You know when you get a fit of the giggles and can’t stop laughing and how awkward that is? Well, imagine that when trying to move a virtual bowling ball down its virtual lane . . . Or worse flying a biplane with brainwaves that don’t want to co-operate so that the electric guitar in the audio goes boop . . . boop . . . boop as the biplane stops and starts, making the giggles you’re desperately trying to suppress burst out into raucous laughter that brings your trainer hurriedly to the mouse to point, click, stop the feedback screen.
She got me serious and restarted by asking me what my favourite colour is. I actually don’t know.
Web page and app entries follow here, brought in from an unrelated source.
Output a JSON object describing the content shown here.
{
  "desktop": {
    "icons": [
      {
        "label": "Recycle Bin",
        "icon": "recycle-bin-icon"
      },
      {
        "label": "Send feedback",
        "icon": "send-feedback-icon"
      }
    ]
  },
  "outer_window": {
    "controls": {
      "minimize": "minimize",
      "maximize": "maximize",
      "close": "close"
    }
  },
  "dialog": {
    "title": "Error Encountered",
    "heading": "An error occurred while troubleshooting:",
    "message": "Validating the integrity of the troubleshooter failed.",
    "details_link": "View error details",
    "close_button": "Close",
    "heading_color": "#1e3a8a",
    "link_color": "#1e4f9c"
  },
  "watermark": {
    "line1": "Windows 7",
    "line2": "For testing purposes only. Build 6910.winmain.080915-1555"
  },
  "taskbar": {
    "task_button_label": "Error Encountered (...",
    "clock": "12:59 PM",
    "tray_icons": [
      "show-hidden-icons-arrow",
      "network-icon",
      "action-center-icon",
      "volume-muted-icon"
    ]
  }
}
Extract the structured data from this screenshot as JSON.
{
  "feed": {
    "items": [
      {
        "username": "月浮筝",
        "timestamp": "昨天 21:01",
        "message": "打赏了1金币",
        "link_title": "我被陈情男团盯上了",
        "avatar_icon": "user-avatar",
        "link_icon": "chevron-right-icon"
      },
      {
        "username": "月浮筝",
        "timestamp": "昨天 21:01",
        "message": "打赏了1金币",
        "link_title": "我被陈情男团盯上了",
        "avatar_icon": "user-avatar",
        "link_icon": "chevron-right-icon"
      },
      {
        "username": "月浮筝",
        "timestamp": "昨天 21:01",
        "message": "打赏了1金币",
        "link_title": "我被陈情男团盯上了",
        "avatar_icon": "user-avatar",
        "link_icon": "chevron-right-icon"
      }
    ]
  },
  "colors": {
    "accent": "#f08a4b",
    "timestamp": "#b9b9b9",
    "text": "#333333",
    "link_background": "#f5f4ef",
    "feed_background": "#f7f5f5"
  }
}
I did before my brain injury. Everyone knew my favourite colours. But after the injury, my preferences began to change. And change again. And now I’m not sure.
That sobered me up.
I had bad bradycardia this week, down to 37 beats per minute, this after I had been congratulating myself on how strong my heart felt, no choking feelings or double back flips in my chest. Sigh. But my overall heart rate is dropping. I know, I know. Every time I think this, write it, it goes back up. But fingers crossed, it’s for real that my heart rate is now close to 100, no longer in the 120s or 130.
My last brain biofeedback screen is three sailboats in a race, each in their own neon-coloured virtual lane. My trainer admitted this week that she hates that screen too. But I have to use it cause, well, she’s the boss. Hah! Anyway, my sailboat representing the 13-16Hz brainwaves we want to enhance usually beats the wandering mind and negative thoughts boats.
The busy-brain boat zipped out of its dock and almost reached the end of the lane. It’s rare for any of the boats to do that with me — that boat’s not supposed to move or only a little bit because I’m supposed to be inhibiting it. Meanwhile, the delta-theta boat kept trying to sneak past me (me being 13-16)Hz.
Near the end of the three minutes of training, I almost lost to both boats but I got back ahead of delta-theta by a whisker. So not a total ignominious defeat. I’ve never lost before. Makes one pause.
In the end, probably because of that laughter, which I totally blame my trainer for, with her hilarity in our opening conversation, I left feeling good. Good!